── ENTRIES PROVIDED ──

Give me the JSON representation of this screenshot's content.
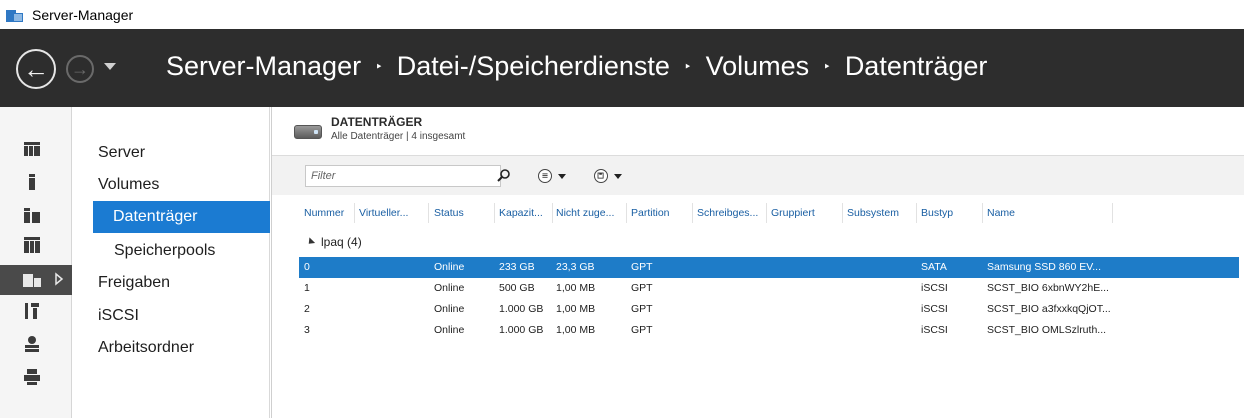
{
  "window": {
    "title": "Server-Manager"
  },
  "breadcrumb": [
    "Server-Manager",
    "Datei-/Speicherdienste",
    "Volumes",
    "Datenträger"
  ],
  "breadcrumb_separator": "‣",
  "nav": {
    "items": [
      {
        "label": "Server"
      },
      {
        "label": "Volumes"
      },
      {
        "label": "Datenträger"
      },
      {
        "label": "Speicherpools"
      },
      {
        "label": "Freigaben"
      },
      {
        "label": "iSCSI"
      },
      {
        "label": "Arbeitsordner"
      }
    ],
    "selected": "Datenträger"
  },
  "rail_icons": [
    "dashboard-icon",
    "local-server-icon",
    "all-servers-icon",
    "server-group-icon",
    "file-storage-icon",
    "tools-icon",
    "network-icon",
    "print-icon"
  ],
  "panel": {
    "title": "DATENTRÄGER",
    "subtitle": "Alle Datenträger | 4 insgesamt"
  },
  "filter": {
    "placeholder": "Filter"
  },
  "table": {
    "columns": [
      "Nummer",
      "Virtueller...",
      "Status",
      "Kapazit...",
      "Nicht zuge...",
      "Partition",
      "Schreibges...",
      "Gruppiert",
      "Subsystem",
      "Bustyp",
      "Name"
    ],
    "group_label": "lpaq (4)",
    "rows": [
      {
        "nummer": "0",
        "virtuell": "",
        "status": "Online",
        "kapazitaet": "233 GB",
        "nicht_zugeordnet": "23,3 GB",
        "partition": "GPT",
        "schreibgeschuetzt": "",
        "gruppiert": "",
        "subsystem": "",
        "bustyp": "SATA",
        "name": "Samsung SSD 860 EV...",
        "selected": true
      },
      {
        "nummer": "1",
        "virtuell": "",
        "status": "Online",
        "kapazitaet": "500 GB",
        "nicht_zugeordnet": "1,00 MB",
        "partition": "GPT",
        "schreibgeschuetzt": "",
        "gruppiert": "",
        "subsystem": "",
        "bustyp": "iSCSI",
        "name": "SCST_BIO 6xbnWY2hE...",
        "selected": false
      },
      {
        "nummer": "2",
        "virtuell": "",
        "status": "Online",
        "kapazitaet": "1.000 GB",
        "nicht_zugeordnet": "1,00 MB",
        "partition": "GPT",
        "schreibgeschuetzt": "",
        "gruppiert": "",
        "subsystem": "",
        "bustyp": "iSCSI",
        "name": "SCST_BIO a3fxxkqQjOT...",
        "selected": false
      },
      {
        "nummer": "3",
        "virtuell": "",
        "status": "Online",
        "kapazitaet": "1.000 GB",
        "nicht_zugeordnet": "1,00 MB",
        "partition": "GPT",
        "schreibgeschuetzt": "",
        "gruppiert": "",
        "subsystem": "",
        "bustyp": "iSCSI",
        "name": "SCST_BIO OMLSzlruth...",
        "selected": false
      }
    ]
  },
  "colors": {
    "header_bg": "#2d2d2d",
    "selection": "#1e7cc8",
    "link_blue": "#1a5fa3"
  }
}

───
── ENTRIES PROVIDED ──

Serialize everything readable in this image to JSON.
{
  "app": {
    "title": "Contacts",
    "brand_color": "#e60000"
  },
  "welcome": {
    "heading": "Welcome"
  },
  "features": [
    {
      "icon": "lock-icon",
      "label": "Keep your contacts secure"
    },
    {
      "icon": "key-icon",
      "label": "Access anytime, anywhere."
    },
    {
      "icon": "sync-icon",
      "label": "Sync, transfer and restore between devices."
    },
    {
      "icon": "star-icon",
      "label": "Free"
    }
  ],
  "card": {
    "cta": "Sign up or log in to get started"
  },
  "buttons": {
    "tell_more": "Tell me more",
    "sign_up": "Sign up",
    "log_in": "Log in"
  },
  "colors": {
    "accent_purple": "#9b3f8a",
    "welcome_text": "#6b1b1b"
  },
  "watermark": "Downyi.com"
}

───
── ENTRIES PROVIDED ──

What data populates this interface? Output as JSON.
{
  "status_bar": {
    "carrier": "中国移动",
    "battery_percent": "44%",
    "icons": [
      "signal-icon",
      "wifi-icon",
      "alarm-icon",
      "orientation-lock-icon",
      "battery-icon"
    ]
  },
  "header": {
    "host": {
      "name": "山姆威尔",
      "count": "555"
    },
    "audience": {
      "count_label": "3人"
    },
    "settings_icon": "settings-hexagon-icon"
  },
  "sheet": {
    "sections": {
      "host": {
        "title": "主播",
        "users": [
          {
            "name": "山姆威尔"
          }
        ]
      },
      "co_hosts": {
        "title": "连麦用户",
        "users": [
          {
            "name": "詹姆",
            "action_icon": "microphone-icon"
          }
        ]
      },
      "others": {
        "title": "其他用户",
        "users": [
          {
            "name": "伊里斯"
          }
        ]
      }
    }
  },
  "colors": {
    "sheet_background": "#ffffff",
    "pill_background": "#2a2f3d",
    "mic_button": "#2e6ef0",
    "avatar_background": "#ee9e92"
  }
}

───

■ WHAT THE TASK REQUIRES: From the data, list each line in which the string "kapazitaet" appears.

■ RESULT OF THIS EXERCISE:
        "kapazitaet": "233 GB",
        "kapazitaet": "500 GB",
        "kapazitaet": "1.000 GB",
        "kapazitaet": "1.000 GB",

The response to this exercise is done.